The couple comes out changed and promises not to sell the land. Then, from reflection to reflection, he decides to settle there, to bring in criminalized people or young people in search of meaning, but above all to rebuild a world made by and for African-Americans.
In 2017, Kevin and Teresa thus become members of a local cooperative of farmers in their image, but whose average age is very high. “What will happen to their land and their knowledge after their death?” Asks the 58-year-old woman. She feels their desire for transmission, and these other black farmers want to test the couple’s ambitions. “They came here with their tractor and cut a piece of the earth,” Kevin recalls.
Now, in addition to their own land, they want to buy another eight hectares of land from an elder who died last April without an heir, to place it in trust. On their crowdfunding platform, where they have already raised US $ 117,000, the slogan “ Black Lives Matters “Turned into” Black Land Matters “And calls for” securing the future of our people “.
The project has therefore become a real educational organization, since a training center must be built on the site, with an immense and dazzling purpose: freedom.
This idea of black liberation and self-determination by the land is not new. If it emerged in other places in the world, in the United States of the 1960s, it was the Mississippi that was its birthplace. The Freedom Farm Cooperative, founded by Fannie Lou Hamer, was in 1969 a response to hunger and oppression.
Mississippi is one of the worst food deserts still today, where finding fresh produce takes a lot of effort and mileage. Teresa and Kevin’s farm, called TKO, is also intended to be a solution to health problems that disproportionately affect African Americans: obesity, diabetes, cardiovascular problems.
The state now has the highest proportion of African-American farmers, with 13% of owner-producers, according to the most recent agricultural census. But a movement is underway and these black farms are multiplying, according to the Southeastern African American Farmers’Organic Network, which indicates that it does not have exhaustive statistics.
“Since the beginning of this country, things have not gone well for black people,” reflects Kevin Springs, adding that to “put it mildly.” The only way to break free from discrimination, racism and white supremacy is “to be in control of your work,” he insists.
From two centuries of slavery to the misery of unproductive plots, agriculture is another area of dispossession for African Americans, who have reportedly lost up to 90% of their farmland through various mechanisms, including through blame. from the US government. A 1999 class action lawsuit uncovered discriminatory practices by the US Department of Agriculture: Loans and agricultural aid awarded to blacks were much smaller than those awarded to whites.
Although black farmers are no longer driven from their land by terror today, Springs believes the passivity of some county workers is leading to the same result. “If you owe them taxes, they’re never going to remind you.
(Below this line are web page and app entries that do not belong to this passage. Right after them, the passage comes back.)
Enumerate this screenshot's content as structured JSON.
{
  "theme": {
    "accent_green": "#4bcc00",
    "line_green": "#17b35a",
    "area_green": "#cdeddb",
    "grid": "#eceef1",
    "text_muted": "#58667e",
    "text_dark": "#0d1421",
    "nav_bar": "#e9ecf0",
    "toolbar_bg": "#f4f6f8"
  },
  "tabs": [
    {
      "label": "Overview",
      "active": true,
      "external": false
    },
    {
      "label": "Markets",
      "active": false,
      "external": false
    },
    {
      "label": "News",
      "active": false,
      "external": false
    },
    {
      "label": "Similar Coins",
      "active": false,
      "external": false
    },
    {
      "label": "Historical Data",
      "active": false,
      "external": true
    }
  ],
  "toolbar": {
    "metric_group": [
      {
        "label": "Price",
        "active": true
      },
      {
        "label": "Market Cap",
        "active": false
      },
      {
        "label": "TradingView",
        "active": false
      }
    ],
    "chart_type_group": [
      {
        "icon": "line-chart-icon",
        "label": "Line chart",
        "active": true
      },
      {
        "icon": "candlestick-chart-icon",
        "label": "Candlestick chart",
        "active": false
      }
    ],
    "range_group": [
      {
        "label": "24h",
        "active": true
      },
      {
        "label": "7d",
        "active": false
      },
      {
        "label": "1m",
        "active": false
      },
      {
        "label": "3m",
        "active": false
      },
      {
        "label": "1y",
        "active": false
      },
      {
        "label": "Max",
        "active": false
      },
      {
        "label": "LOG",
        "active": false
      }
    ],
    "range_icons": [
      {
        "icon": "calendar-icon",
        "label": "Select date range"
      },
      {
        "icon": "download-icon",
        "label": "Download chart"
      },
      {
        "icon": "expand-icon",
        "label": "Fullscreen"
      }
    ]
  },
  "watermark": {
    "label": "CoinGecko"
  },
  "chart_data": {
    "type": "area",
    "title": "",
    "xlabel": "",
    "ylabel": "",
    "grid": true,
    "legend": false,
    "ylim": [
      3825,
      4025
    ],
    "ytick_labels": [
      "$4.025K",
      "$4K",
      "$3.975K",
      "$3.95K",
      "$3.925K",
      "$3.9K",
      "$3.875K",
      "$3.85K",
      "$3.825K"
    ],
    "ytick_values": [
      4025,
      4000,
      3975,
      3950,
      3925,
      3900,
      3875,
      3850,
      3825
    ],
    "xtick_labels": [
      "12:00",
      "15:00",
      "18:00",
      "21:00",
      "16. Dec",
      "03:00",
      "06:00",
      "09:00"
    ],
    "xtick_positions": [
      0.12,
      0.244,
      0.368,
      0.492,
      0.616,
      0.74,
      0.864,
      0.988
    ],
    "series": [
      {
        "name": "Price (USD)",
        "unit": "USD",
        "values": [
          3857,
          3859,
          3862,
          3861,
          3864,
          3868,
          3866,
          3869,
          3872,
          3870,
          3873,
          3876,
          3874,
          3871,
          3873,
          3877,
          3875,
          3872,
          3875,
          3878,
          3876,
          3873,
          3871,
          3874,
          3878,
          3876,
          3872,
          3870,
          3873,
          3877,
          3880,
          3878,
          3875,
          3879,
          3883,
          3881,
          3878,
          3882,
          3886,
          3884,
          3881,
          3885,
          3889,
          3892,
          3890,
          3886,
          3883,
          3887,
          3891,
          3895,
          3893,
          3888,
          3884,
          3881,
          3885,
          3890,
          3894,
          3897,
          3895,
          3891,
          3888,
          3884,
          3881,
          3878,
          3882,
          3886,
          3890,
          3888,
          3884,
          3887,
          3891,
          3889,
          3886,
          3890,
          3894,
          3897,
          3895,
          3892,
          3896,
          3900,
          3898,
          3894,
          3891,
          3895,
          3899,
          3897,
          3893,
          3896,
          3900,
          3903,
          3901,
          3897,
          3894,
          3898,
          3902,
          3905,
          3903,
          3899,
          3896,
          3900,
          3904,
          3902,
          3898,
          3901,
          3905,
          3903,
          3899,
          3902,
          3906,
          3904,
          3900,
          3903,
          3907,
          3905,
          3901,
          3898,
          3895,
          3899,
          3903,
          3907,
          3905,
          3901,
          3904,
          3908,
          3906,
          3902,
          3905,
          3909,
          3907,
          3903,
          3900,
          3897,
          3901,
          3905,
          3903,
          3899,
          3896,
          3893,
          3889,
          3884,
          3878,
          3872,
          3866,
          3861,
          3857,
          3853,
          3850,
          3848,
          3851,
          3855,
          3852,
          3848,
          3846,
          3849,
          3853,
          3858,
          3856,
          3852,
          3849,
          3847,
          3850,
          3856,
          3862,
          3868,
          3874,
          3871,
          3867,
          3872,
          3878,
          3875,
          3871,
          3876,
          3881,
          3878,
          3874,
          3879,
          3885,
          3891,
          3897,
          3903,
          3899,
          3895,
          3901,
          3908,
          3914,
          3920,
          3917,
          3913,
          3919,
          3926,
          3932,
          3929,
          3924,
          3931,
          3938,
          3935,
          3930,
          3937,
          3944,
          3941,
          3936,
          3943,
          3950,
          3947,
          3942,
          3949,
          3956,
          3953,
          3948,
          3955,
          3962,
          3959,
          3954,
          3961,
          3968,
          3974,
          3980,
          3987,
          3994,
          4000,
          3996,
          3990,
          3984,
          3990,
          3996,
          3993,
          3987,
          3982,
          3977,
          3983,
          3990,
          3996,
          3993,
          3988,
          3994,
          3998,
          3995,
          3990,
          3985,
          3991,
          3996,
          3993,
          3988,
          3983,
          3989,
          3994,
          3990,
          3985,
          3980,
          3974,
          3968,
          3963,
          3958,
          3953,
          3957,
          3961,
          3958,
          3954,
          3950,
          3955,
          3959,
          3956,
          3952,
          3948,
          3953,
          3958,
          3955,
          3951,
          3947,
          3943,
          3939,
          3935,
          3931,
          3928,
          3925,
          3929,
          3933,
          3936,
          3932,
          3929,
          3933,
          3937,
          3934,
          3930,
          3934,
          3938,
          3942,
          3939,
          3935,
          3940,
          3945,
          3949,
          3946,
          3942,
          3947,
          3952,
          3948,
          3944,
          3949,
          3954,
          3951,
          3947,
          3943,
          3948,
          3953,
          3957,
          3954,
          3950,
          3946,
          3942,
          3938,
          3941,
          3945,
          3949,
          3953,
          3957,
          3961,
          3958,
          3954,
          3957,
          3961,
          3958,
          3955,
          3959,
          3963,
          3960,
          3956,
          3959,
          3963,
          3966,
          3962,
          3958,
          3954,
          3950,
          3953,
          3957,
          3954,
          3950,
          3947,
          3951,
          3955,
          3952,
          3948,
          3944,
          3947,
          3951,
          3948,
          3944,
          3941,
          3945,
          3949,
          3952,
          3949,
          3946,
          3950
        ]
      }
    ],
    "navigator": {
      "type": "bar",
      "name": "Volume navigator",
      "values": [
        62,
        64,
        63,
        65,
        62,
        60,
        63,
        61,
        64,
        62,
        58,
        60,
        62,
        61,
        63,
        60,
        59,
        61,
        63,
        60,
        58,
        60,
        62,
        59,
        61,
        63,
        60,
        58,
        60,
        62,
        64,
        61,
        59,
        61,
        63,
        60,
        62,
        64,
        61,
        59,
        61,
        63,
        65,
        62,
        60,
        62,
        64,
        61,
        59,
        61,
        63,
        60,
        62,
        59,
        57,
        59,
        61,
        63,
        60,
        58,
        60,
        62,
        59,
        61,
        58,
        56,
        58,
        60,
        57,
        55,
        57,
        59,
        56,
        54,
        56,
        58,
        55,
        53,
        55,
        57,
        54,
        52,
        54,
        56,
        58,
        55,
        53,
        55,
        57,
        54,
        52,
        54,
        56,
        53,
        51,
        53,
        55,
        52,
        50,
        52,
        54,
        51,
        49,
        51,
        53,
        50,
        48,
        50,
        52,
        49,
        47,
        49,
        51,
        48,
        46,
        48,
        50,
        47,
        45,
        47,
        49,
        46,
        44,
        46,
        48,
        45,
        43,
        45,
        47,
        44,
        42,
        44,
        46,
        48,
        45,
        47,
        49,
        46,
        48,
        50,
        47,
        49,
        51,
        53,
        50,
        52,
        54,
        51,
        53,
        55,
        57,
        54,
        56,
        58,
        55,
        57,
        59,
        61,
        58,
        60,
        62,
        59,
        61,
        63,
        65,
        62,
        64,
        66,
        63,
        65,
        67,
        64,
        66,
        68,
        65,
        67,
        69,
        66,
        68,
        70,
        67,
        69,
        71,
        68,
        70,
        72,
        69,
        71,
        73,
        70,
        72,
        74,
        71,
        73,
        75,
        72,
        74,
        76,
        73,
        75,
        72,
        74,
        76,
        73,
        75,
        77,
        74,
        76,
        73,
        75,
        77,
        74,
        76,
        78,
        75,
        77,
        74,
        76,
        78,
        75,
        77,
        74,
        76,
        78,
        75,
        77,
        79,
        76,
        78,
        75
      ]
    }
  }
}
And all of a sudden, the county employee calls you to tell you that your land is going up for auction because you owe them too much money, ”he says.
“We have to rebuild a community of our own,” his wife summarizes, which means exchanging products, rather than “giving the money back to the same white hand that paid you,” her husband adds.
The coronavirus pandemic has made their ideals even more urgent, exposing an “unbearable dependence” on African Americans and “a world too fragile,” Mr. Springs says. His new motto? “Black people just want to be left alone. He laughs and adjusts his straw hat, in the Mississippi heat of the summers of his childhood.
This report was funded with support from the Transat International Journalism FundThe duty.